This year’s Asian Pacific American Heritage Month begins May 1, 2008, and several authors are banding together to offer FUSION STORIES (www.fusionstories.com), a menu of delectable next-gen hot-off-the-press novels for middle readers and young adults. FUSION STORIES’ critically acclaimed authors so far include Cherry Cheva (Los Angeles, CA), Justina Chen Headley (Seattle, WA), Grace Lin (Boston, MA), An Na (Montpelier, VT), Mitali Perkins (Boston, MA), Janet Wong (Princeton, NJ), Joyce Lee Wong (Los Angeles, CA), Lisa Yee (South Pasadena, CA), David Yoo (Boston, MA), and Paula Yoo (Los Angeles, CA).
FUSION STORIES aims to be a helpful resource for parents, educators, and young readers, so if you know of a novel that (1) is for middle readers or teens, (2) was published in 2007-2008 by a traditional publishing house, (3) features an Asian American protagonist, and (4) is set primarily in contemporary America, please send a .jpg of the cover, a .jpg of the author, one or two reviews, and a brief description of the novel to email@example.com. FUSION STORIES would be delighted to add titles and authors to the site.
A press kit package (available at FUSION STORIES, www.fusionstories.com) includes downloads, bios of FUSION STORIES authors, information on their books, and conversations with experts about Asian American literature for young readers. For more information, review copies, or interview requests with any of the authors, please contact firstname.lastname@example.org.
Don’t miss related interviews by Paula Yoo with Joe Bangilan, a Branch Services Coordinator for San Antonio Public Library; Sylvia Vardell, professor at the School of Library and Information Studies at Texas Woman’s University; Dora Ho, a young adult librarian at the Los Angeles Public Library; and Sarah Park, a Ph.D candidate at the Graduate School of Library and Information Science at the University of Illinois at Urbana-Champaign.
Here are sneak peeks:
Joe says: “The United States has often defined itself in terms of Black and White, but Asians are emerging into the conversation. I believe mainstream acceptance is the goal.”

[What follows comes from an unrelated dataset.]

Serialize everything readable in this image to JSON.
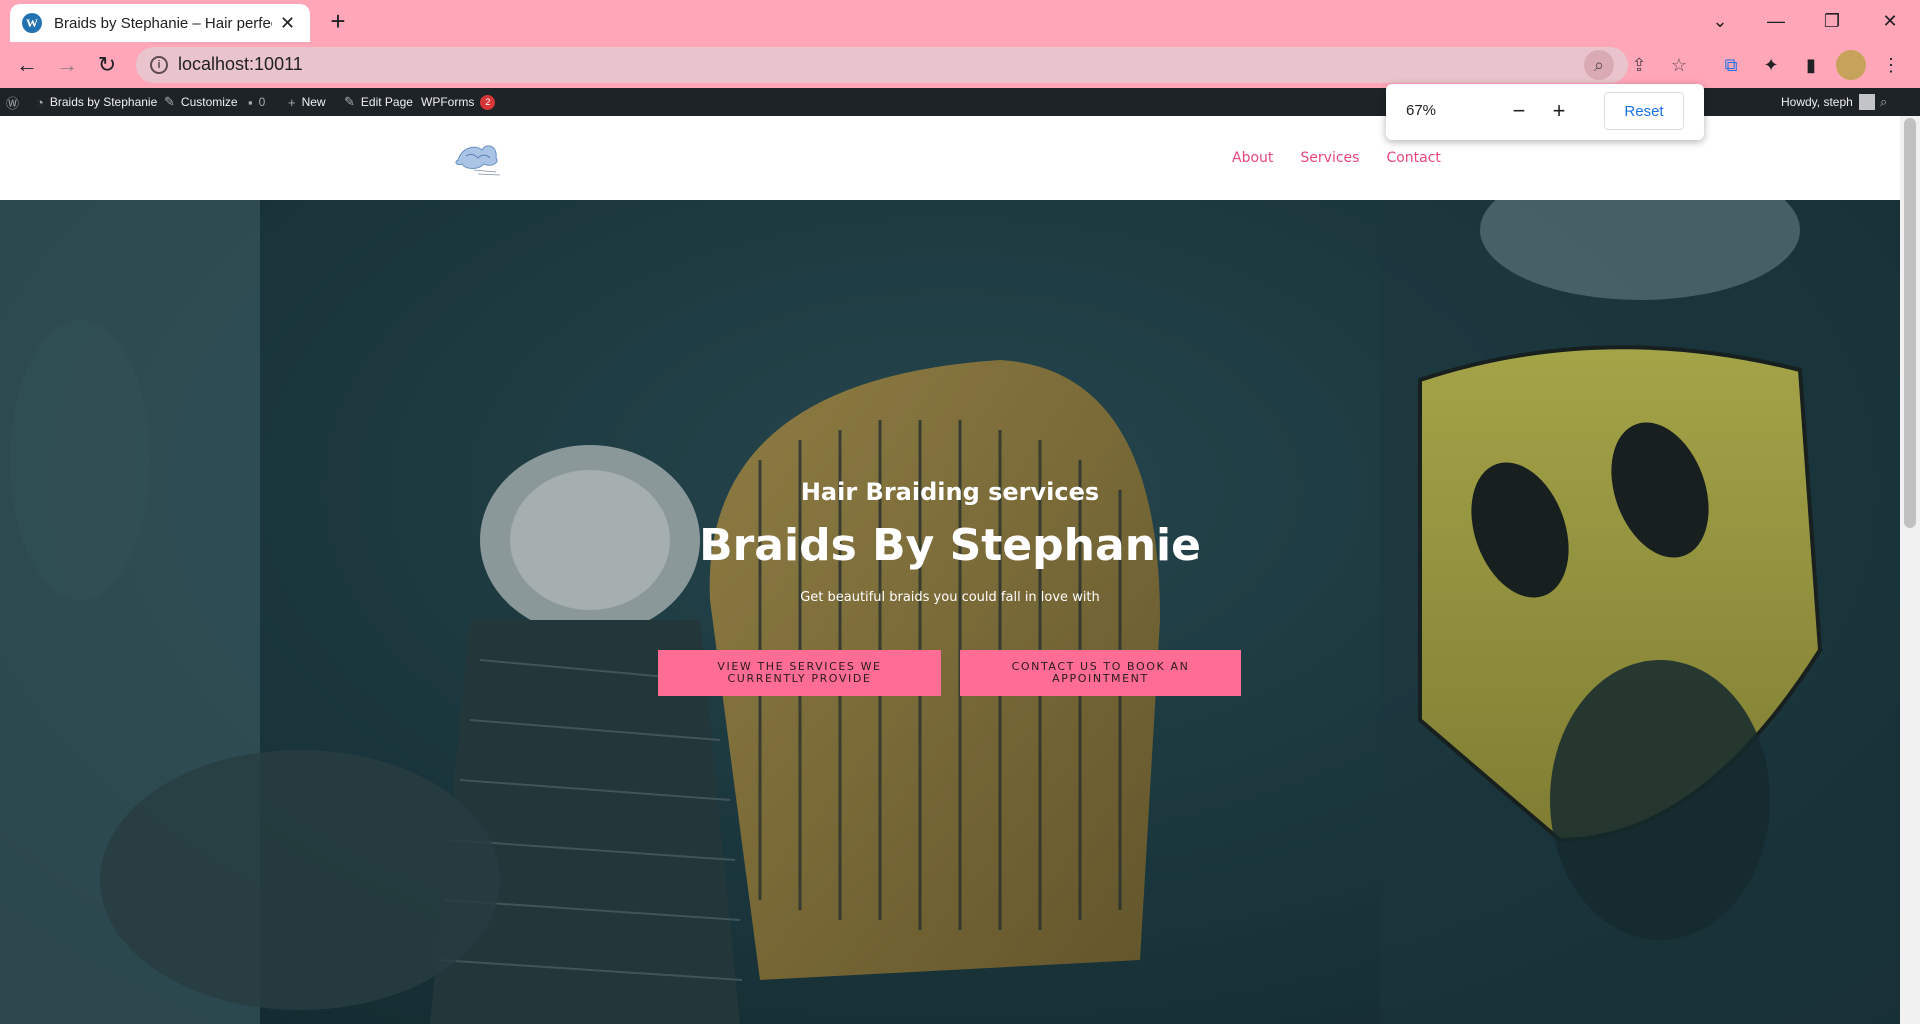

Sylvia says: “The story or content may not be specifically culturally based, but there are still usually signs of the author’s background in the voice, pacing, details, or art. I like that. I think it can offer as much distinction as any literary device.”
Dora says: “Sometimes, the theme of immigration/language barriers/racism is not necessary in a good Asian American literature. Readers want to be able to identify with the characters in the books and many of them may not face that kind of discrimination.”
Sarah says: “Multicultural literature is important for all teenagers because no one lives in a bubble. Reading about other people’s experiences helps develop our empathetic sensibilities and broadens our world view. That’s sorely lacking in our world today.”